**EXERCISE AIM**
Could you copy each line of the entries that contains "Matthew"?

**INFORMATION SUPPLIED**
-*-*-
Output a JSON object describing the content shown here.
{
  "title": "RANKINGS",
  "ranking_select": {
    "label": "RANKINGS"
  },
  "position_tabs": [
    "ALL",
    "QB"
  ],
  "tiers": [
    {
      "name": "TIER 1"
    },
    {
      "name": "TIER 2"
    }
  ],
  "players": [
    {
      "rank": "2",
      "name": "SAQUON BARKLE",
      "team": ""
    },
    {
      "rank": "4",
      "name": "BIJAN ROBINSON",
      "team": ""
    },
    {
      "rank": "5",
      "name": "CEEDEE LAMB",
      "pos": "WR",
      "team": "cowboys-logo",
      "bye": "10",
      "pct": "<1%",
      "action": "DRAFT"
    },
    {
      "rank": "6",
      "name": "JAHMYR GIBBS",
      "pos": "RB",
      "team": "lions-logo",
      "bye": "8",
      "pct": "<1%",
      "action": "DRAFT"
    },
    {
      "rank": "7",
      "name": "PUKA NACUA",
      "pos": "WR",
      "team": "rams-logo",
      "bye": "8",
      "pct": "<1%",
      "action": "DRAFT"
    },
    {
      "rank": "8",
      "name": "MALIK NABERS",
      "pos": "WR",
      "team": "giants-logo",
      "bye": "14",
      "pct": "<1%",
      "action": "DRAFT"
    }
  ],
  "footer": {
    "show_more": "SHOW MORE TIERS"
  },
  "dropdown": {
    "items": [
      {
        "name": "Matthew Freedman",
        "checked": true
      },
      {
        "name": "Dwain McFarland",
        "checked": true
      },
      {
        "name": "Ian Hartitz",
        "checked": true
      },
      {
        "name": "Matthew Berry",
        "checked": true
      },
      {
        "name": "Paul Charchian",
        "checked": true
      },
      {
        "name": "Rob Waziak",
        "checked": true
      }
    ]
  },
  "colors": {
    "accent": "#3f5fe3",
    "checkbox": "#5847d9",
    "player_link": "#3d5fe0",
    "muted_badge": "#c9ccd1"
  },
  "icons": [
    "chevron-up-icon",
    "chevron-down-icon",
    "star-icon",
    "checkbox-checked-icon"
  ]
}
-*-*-
**RESULT OF THIS TASK**
        "name": "Matthew Freedman",
        "name": "Matthew Berry",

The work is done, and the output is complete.